Many of these feel like nature names. But some fit into the surname category. Others are straight-up saintly.
One thing rock names for boys all have in common? Undeniable strength.
Maybe it helps that Dwayne Johnson – one of the biggest stars of our day – is known as The Rock.
So if you’re into the great outdoors or geology or maybe rock n’ roll, chances are that some of these names might appeal.
While rock names for boys might sound novel, they offer considerable history:
- Rocco is a saint, though his name comes from the Germanic element hrok – rest. He’s also known as Roch.
- Rocky is a boxer – Rocco Marciano was a heavyweight title holder, plus there’s fictional Robert Balboa, the underdog-turned-American icon from the Rocky franchise.
- There’s a flying squirrel, too – Rocket Squirrel, better known as Rocky, from The Rocky and Bullwinkle Show.
- Rock Hudson was a leading man in the 1950s and 60s – though he was born Roy.
- About that professional wrestler-turned-actor? Dwayne Johnson is better known as The Rock, and his dad was a wrestler named Rocky. (Though his birth name was Wayde.)
Ready for the rock names?
NAMES THAT MEAN ROCK
The Celtic word crag refers to a rocky outcrop, rugged land. Craig is a name derived from crag, a 1960s favorite.
The Old English element haer means rock. Harlow is originally a place name derived from haer, and it has some history of use as a boys’ name, though it’s more popular for girls today.
Langston literally means long stone. Poet Langston Hughes makes this name feel more polished.
The ultimate rock name with Biblical roots, from the Greek petros – rock.
A dashing surname spin on Peter. Pierre, Per, and Pedro are three more.
The –ston ending on lots of names can mean stone, like Winston.
ROCKS THAT MAKE GOOD NAMES

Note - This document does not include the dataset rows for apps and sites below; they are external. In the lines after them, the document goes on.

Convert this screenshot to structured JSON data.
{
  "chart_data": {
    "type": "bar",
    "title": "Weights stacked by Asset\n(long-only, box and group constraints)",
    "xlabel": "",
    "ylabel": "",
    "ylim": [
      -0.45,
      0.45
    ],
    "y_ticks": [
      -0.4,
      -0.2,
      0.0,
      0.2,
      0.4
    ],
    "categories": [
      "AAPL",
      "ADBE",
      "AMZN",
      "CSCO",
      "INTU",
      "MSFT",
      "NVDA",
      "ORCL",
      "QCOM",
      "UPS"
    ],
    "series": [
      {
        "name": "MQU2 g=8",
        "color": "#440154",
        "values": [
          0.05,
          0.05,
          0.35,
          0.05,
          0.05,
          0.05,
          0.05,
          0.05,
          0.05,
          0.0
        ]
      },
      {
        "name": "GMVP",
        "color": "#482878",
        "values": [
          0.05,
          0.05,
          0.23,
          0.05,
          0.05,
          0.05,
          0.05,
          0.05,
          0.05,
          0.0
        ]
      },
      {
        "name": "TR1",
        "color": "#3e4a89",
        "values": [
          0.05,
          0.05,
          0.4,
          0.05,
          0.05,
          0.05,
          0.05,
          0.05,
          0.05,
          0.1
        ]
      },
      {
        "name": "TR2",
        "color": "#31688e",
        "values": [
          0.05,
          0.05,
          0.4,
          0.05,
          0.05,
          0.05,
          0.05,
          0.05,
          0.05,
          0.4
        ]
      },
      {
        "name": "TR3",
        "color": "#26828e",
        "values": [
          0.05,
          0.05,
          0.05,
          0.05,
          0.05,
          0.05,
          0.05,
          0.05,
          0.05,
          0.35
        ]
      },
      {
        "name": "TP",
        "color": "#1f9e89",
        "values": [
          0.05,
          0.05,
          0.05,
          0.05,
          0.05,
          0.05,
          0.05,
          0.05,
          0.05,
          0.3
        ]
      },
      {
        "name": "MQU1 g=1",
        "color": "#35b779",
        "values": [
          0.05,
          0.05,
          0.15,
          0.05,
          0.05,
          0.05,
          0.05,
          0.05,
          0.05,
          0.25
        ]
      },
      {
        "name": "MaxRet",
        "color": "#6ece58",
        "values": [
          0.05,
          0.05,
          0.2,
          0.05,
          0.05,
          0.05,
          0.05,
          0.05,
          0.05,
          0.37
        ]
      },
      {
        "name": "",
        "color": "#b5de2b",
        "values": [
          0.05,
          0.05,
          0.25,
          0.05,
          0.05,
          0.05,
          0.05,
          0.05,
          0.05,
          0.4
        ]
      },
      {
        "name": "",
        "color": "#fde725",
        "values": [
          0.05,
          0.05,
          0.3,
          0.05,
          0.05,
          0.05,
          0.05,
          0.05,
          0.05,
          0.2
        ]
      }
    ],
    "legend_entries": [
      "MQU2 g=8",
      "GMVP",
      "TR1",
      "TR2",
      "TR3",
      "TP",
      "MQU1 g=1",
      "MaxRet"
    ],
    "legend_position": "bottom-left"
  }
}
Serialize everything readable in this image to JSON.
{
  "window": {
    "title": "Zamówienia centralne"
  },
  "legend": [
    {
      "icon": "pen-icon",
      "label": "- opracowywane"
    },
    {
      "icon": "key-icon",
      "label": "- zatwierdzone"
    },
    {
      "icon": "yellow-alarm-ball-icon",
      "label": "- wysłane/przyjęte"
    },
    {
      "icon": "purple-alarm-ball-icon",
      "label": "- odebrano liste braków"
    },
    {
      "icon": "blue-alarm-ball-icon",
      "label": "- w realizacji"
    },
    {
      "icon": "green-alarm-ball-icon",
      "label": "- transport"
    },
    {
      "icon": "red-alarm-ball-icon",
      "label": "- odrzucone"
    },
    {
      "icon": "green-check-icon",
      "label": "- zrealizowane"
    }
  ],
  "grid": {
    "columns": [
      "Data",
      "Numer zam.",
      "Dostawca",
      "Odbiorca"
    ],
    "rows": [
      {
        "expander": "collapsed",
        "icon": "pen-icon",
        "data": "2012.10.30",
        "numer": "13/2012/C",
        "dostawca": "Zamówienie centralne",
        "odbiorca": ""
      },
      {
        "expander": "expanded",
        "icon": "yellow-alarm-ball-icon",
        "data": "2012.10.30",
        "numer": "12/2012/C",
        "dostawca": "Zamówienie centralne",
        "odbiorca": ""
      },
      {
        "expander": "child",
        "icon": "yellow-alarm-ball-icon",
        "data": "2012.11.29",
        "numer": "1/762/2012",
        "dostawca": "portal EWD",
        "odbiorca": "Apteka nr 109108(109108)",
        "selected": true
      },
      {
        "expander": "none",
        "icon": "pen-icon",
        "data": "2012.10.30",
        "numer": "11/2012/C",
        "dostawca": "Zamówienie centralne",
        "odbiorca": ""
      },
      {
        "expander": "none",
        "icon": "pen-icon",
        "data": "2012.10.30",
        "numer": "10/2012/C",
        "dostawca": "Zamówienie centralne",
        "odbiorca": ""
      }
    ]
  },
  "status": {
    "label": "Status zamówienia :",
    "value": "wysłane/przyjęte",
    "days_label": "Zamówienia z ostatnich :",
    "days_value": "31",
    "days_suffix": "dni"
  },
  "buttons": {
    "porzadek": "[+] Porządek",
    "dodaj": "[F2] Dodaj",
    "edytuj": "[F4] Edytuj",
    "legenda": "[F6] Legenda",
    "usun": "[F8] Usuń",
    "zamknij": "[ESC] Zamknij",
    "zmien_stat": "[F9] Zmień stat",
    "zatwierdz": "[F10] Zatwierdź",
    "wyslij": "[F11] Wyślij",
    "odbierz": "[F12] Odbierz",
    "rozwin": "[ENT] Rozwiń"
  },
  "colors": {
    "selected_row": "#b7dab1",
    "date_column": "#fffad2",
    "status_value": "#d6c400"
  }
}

If Flynn follows Finn, could Flint catch on, too? It’s a form of quartz that sparks when struck. In the 1960s James Coburn played a James Bond-parody character called Derek Flint.
Sure, it’s a popular material for kitchen remodels. But Granite is also very much part of the natural world, favored by climbers from Yosemite to Patagonia.
Among the most stylish of the possibilities, Jasper is also a form of quartz.
Too much? Maybe. But if Jet, Orion and Gideon are wearable, Obsidian isn’t impossible.
Go with just Rock, and there’s no doubt.
Like Shane, Shale has a softer sound. But it seems very wearable.
There’s something dramatic about a boy named Slate. Blank slate, clean slate, the online magazine … There’s also Slater, an occupational surname for someone who covered roofs with slate tile.
Nearly as obvious as Rock, but slightly more familiar thanks to anchorman Stone Phillips.
NAMES THAT SOUND LIKE ROCKS
It sounds like jagged – rough, uneven – just like crag and Craig. Actually, Jagger is an occupational surname, another word for a peddler. And of course there’s Mick Jagger, legendary frontman of The Rolling Stones.
A saintly Italian heritage pick that doesn’t actually mean rock. It comes from the Germanic element hrok – rest. The saint was French, but the Feast of St. Rocco is associated with Italian immigrants in the US, thanks in part to traditional celebrations – and a famous scene from The Godfather II.
A respelling of Rocco, made famous by an animated wallaby in a Nickelodeon series from the 1990s, Rocko’s Modern Life.
Another surname possibility, Rockwell comes from the Old English element hroc – rook. Twentieth century illustrator Norman Rockwell lends the name a certain Americana vibe.
What do you think of rock names for boys? Are there any that you would use? Have I left any off this list?
First published on January 4, 2013, this post was substantially revised and re-published on March 2, 2022.